-- Provided material follows --
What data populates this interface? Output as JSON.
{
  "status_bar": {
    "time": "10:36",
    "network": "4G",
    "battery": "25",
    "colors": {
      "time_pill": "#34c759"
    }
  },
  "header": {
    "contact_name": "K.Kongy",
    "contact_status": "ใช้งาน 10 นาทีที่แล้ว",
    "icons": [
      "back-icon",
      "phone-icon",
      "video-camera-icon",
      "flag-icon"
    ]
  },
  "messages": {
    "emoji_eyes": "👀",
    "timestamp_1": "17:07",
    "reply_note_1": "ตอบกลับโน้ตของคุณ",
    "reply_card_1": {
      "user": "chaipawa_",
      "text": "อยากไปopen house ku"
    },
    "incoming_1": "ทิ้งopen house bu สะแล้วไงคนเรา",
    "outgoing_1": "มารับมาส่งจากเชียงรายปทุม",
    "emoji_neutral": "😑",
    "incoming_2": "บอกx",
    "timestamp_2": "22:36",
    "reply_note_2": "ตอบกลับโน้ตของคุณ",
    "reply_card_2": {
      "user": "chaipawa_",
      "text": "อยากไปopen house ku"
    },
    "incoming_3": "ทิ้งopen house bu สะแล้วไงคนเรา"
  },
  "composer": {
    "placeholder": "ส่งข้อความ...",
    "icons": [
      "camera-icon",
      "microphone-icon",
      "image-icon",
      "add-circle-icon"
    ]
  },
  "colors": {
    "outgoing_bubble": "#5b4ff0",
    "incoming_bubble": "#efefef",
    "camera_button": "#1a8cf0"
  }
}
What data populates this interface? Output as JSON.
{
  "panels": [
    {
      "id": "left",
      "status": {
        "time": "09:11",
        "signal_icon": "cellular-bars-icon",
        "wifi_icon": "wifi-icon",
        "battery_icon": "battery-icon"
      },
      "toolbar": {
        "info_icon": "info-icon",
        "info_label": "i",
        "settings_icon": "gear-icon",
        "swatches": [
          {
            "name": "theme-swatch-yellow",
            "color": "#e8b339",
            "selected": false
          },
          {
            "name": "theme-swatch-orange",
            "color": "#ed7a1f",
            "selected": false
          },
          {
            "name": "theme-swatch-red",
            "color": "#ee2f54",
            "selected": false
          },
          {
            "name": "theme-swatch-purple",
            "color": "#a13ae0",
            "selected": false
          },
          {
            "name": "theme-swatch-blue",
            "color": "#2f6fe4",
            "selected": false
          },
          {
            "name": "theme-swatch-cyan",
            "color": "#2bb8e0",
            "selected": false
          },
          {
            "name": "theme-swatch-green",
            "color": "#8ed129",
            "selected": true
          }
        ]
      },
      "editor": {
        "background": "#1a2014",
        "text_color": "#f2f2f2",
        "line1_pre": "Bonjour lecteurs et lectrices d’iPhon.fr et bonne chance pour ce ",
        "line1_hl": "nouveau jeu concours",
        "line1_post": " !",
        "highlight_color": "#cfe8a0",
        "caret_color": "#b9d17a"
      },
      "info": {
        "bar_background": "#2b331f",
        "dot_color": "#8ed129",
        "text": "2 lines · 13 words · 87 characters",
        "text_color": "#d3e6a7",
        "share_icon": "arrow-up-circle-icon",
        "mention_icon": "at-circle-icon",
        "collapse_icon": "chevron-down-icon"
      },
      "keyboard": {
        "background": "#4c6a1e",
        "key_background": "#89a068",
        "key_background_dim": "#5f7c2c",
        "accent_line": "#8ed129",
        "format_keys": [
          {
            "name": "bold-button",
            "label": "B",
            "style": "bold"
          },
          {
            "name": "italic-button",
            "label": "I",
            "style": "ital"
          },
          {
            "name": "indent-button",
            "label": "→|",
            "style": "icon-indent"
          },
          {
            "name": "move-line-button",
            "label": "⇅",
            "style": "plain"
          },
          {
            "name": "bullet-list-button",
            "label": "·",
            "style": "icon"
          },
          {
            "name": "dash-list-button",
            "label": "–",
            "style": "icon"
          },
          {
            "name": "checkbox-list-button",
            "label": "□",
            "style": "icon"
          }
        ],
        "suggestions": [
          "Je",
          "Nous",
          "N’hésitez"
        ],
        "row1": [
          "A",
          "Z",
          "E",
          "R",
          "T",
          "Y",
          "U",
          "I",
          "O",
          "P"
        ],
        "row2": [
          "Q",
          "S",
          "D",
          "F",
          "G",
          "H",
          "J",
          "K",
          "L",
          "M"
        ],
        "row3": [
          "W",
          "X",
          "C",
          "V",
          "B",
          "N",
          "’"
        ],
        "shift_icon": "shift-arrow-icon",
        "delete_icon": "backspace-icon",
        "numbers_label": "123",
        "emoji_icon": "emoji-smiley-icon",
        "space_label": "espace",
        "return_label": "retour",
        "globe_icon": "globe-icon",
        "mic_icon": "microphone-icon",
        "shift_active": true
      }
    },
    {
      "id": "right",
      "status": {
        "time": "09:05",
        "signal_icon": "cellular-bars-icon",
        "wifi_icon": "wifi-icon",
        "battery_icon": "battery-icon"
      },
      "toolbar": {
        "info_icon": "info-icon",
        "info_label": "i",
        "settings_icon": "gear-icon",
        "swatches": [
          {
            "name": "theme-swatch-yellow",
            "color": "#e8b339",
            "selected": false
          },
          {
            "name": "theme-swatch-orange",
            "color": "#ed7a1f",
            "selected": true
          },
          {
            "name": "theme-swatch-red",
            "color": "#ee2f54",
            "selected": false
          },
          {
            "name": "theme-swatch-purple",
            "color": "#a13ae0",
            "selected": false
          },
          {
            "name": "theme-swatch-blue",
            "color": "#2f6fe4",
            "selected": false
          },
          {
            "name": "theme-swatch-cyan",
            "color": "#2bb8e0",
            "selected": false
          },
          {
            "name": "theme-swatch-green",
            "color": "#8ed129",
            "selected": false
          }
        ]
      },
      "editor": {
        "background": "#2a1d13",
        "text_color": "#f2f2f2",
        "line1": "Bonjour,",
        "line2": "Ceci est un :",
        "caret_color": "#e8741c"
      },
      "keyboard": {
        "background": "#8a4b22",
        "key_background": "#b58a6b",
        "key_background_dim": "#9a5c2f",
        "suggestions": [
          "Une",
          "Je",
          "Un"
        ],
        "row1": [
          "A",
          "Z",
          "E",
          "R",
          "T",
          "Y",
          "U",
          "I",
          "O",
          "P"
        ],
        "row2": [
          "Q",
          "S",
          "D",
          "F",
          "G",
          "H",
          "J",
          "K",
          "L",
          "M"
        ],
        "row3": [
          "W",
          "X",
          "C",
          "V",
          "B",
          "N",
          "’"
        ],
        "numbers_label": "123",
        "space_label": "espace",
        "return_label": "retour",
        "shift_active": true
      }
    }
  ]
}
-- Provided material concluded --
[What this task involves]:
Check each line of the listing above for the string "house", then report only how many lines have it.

[Answer section]:
4